Sense perception is the active, selective and interpretive process of recording or gaining knowledge and becoming conscious of our outside world. It includes our 5 senses: touch, smell, sight, sound and kinesthetic awareness. The problems with using sense perception is that at times it limits and filters human knowledge. Our brain takes in information through our senses. It’s trained to block out things that we don’t need. Or even things that we do need but don’t realize it.
For example, while we are working hard, we can hear slightly the conversation between people nearby. We hear, but we don’t fully understand because our brain is focusing on something else. Our senses are very fragile and can be damaged easily. For example, our hearing can be damaged by extensive use of loud music. As humans, we often develop a bias. Because of this we cannot rely on sense perception. We compare the information we are taking in with our past experience.
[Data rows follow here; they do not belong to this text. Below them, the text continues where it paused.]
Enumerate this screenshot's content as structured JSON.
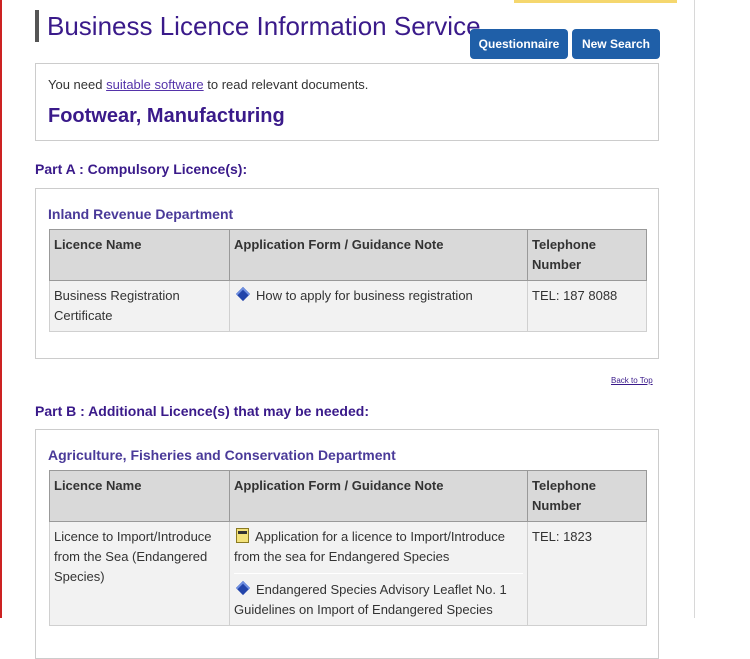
{
  "header": {
    "title": "Business Licence Information Service",
    "buttons": {
      "questionnaire": "Questionnaire",
      "new_search": "New Search"
    }
  },
  "notice": {
    "prefix": "You need ",
    "link": "suitable software",
    "suffix": " to read relevant documents."
  },
  "category": "Footwear, Manufacturing",
  "table_headers": [
    "Licence Name",
    "Application Form / Guidance Note",
    "Telephone Number"
  ],
  "part_a": {
    "heading": "Part A : Compulsory Licence(s):",
    "department": "Inland Revenue Department",
    "rows": [
      {
        "licence": "Business Registration Certificate",
        "forms": [
          {
            "icon": "diamond-icon",
            "text": "How to apply for business registration"
          }
        ],
        "telephone": "TEL: 187 8088"
      }
    ]
  },
  "back_to_top": "Back to Top",
  "part_b": {
    "heading": "Part B : Additional Licence(s) that may be needed:",
    "department": "Agriculture, Fisheries and Conservation Department",
    "rows": [
      {
        "licence": "Licence to Import/Introduce from the Sea (Endangered Species)",
        "forms": [
          {
            "icon": "html-document-icon",
            "text": "Application for a licence to Import/Introduce from the sea for Endangered Species"
          },
          {
            "icon": "diamond-icon",
            "text": "Endangered Species Advisory Leaflet No. 1 Guidelines on Import of Endangered Species"
          }
        ],
        "telephone": "TEL: 1823"
      }
    ]
  },
  "colors": {
    "title": "#3a1a8a",
    "button": "#1f5fa8",
    "header_cell": "#d9d9d9",
    "body_cell": "#f2f2f2",
    "left_rule": "#cc2222"
  }
}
Examples of sense perception as a weakness include:our senses do not develop to our full potential, for example: a dog can hear frequencies from 40Hz to 60KHz. The range of frequencies humans can hear only go up to 20KHz.
Secondly, we can only smell things if they have a strong smell, animals such as sharks can smell their prey from hundreds of meters away. The strengths of sense perception include the ability to recall our past experiences. Our past experiences can always be reinterpreted in the future. For example, if we accidentally burn ourselves by touching a hot kettle, it will be in our nature to be careful next time when handling hot objects. Some may argue that this is still a limiting factor, but others disagree as you can easily overcome it later. Secondly, language barriers can easily be overcome by sense perception. It takes time, effort and motivation.